In recognition of Indigenous History month, we are grappling with our role and responsibility to confront ongoing practices of colonization that continue to shape our world, work, language, and the lives of Indigenous peoples.
The recent findings from Kamloops Residential school are a grim reminder of what residential school survivors have been saying for decades and was confirmed in the 2015 report of the Truth and Reconciliation Commission (TRC). To quote from the report: “Ultimately, the Commission’s focus on truth determination was intended to lay the foundation for the important question of reconciliation. Now that we know about residential schools and their legacy, what do we do about it?”

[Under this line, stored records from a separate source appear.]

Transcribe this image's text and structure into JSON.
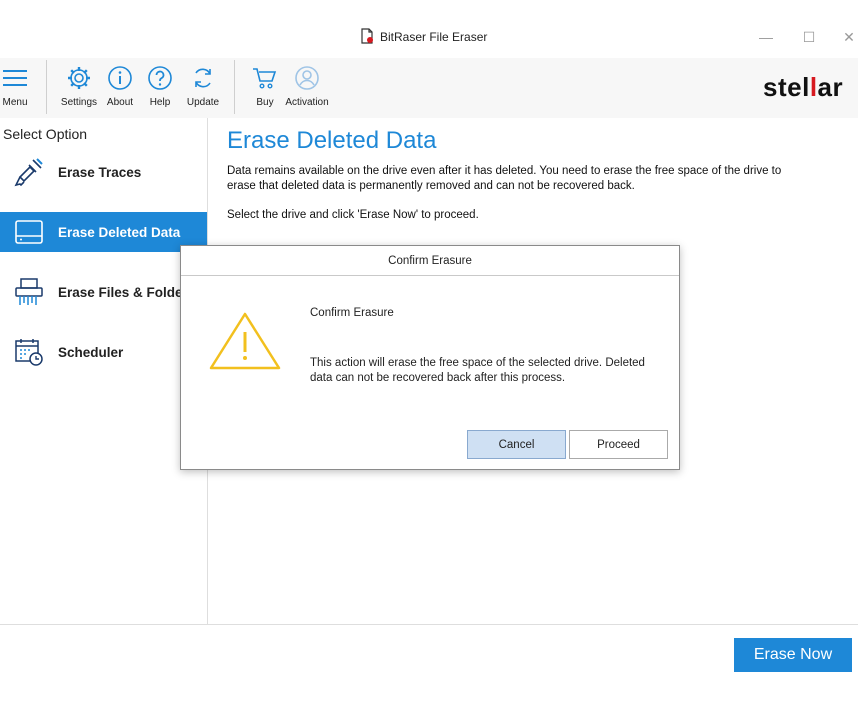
{
  "window": {
    "title": "BitRaser File Eraser",
    "minimize": "—",
    "maximize": "☐",
    "close": "✕"
  },
  "toolbar": {
    "menu": "Menu",
    "settings": "Settings",
    "about": "About",
    "help": "Help",
    "update": "Update",
    "buy": "Buy",
    "activation": "Activation"
  },
  "logo": {
    "pre": "stel",
    "mid": "l",
    "post": "ar"
  },
  "sidebar": {
    "heading": "Select Option",
    "items": [
      {
        "label": "Erase Traces",
        "icon": "brush-icon",
        "active": false
      },
      {
        "label": "Erase Deleted Data",
        "icon": "drive-icon",
        "active": true
      },
      {
        "label": "Erase Files & Folders",
        "icon": "shredder-icon",
        "active": false
      },
      {
        "label": "Scheduler",
        "icon": "calendar-clock-icon",
        "active": false
      }
    ]
  },
  "main": {
    "title": "Erase Deleted Data",
    "description": "Data remains available on the drive even after it has deleted. You need to erase the free space of the drive to erase that deleted data is permanently removed and can not be recovered back.",
    "instruction": "Select the drive and click 'Erase Now' to proceed."
  },
  "erase_now": "Erase Now",
  "dialog": {
    "title": "Confirm Erasure",
    "heading": "Confirm Erasure",
    "message": "This action will erase the free space of the selected drive. Deleted data can not be recovered back after this process.",
    "cancel": "Cancel",
    "proceed": "Proceed",
    "icon": "warning-icon"
  },
  "colors": {
    "accent": "#1e88d7",
    "logo_red": "#d71920",
    "warning": "#f2c01e"
  }
}
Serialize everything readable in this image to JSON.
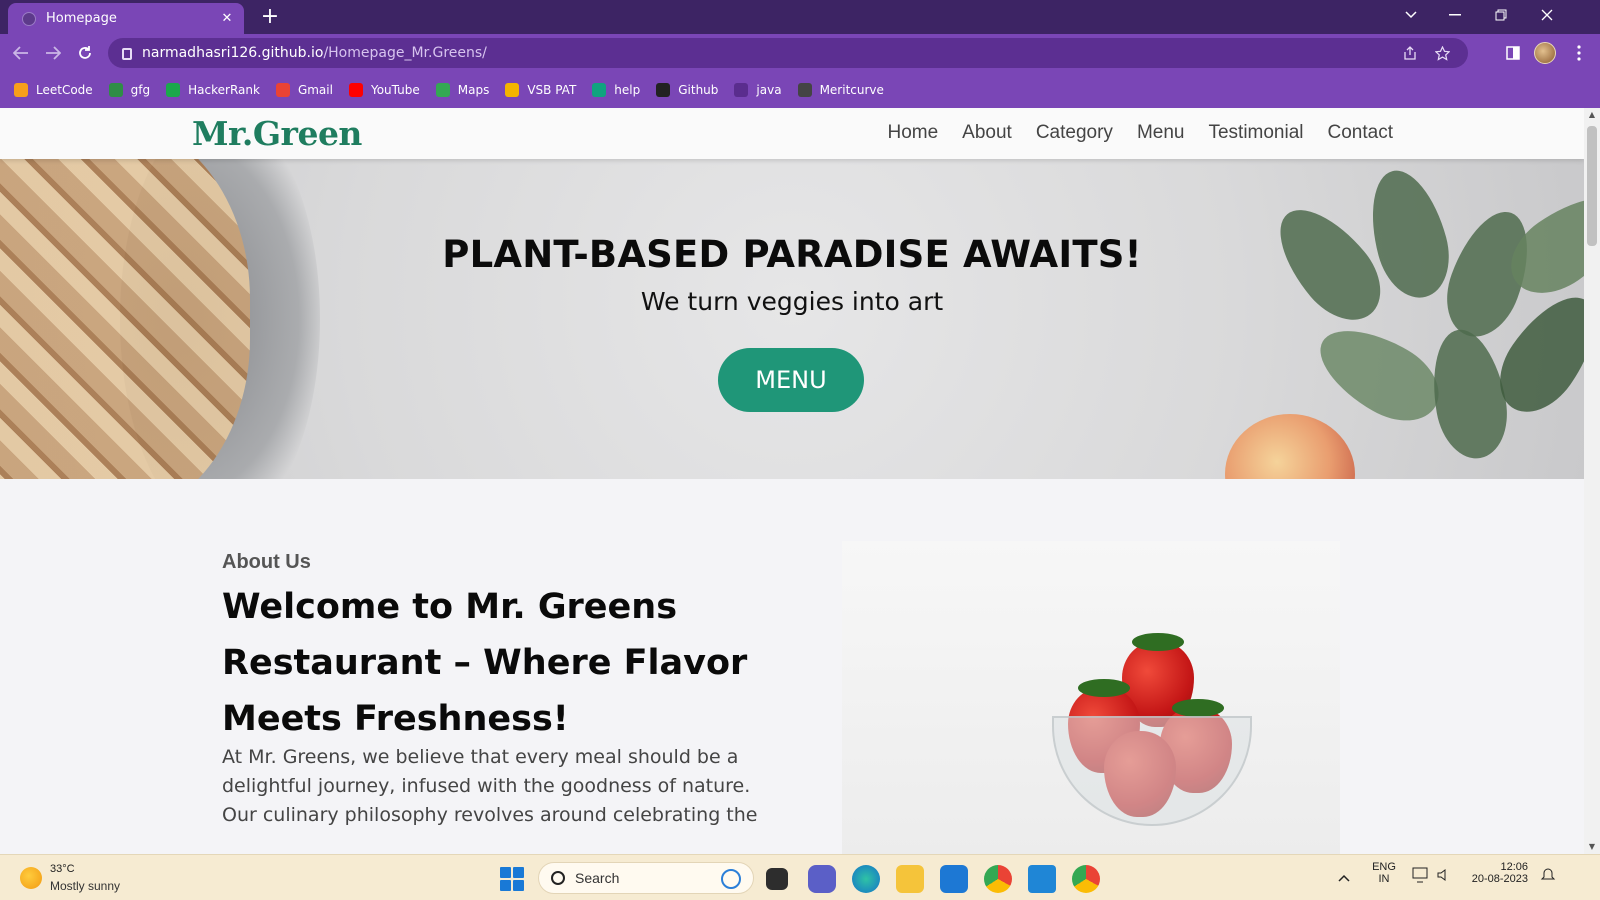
{
  "browser": {
    "tab_title": "Homepage",
    "url_host": "narmadhasri126.github.io",
    "url_path": "/Homepage_Mr.Greens/",
    "new_tab_symbol": "+",
    "close_symbol": "✕",
    "colors": {
      "frame": "#3d2464",
      "toolbar": "#7a46b6",
      "omnibox": "#5c2f92"
    },
    "bookmarks": [
      {
        "label": "LeetCode",
        "icon": "leetcode-icon",
        "color": "#f89f1b"
      },
      {
        "label": "gfg",
        "icon": "gfg-icon",
        "color": "#2f8d46"
      },
      {
        "label": "HackerRank",
        "icon": "hackerrank-icon",
        "color": "#1ba94c"
      },
      {
        "label": "Gmail",
        "icon": "gmail-icon",
        "color": "#ea4335"
      },
      {
        "label": "YouTube",
        "icon": "youtube-icon",
        "color": "#ff0000"
      },
      {
        "label": "Maps",
        "icon": "maps-icon",
        "color": "#34a853"
      },
      {
        "label": "VSB PAT",
        "icon": "vsb-icon",
        "color": "#f4b400"
      },
      {
        "label": "help",
        "icon": "chatgpt-icon",
        "color": "#10a37f"
      },
      {
        "label": "Github",
        "icon": "github-icon",
        "color": "#222222"
      },
      {
        "label": "java",
        "icon": "java-icon",
        "color": "#5a2d8e"
      },
      {
        "label": "Meritcurve",
        "icon": "globe-icon",
        "color": "#444444"
      }
    ]
  },
  "site": {
    "logo": "Mr.Green",
    "logo_color": "#1f7d5f",
    "nav": [
      "Home",
      "About",
      "Category",
      "Menu",
      "Testimonial",
      "Contact"
    ],
    "hero": {
      "title": "PLANT-BASED PARADISE AWAITS!",
      "subtitle": "We turn veggies into art",
      "button": "MENU",
      "button_color": "#1f9678"
    },
    "about": {
      "kicker": "About Us",
      "heading": "Welcome to Mr. Greens Restaurant – Where Flavor Meets Freshness!",
      "body": "At Mr. Greens, we believe that every meal should be a delightful journey, infused with the goodness of nature. Our culinary philosophy revolves around celebrating the"
    }
  },
  "taskbar": {
    "weather_temp": "33°C",
    "weather_desc": "Mostly sunny",
    "search_placeholder": "Search",
    "lang_top": "ENG",
    "lang_bottom": "IN",
    "time": "12:06",
    "date": "20-08-2023"
  }
}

The Yellowhead Institute reported in December of 2020 that only 8 of the 94 TRC calls to action to redress the legacy of residential schools have been implemented to date. Read the report here. This is a history we must all confront as we work to dismantle the structures of racism and colonialism in building toward justice, and reconciliation.
As settlers, we recognize our privilege of being able to live and work on this land is owed to both the stewardship and the trauma of Indigenous peoples. We have much to learn from Indigenous strengths, struggles, and stories as we pursue the hard collective work of implementing the TRC Calls to Action through our engagements across sectors.
As we seek to learn and live by the example of Indigenous wisdom and leadership, we also celebrate Indigenous History month. We have been tuning into CBC Podcast: Telling our Twisted Histories. Told from an Indigenous perspective, this podcast decolonizes terms such as discovery and school by sharing history and stories from more than 70 people from 15 First Nations, Inuit, and Métis communities. To hear stories from survivors of Kamloops Residential School tune in to CBC’s Front Burner podcast titled: Stories from the Kamloops Indian Residential School.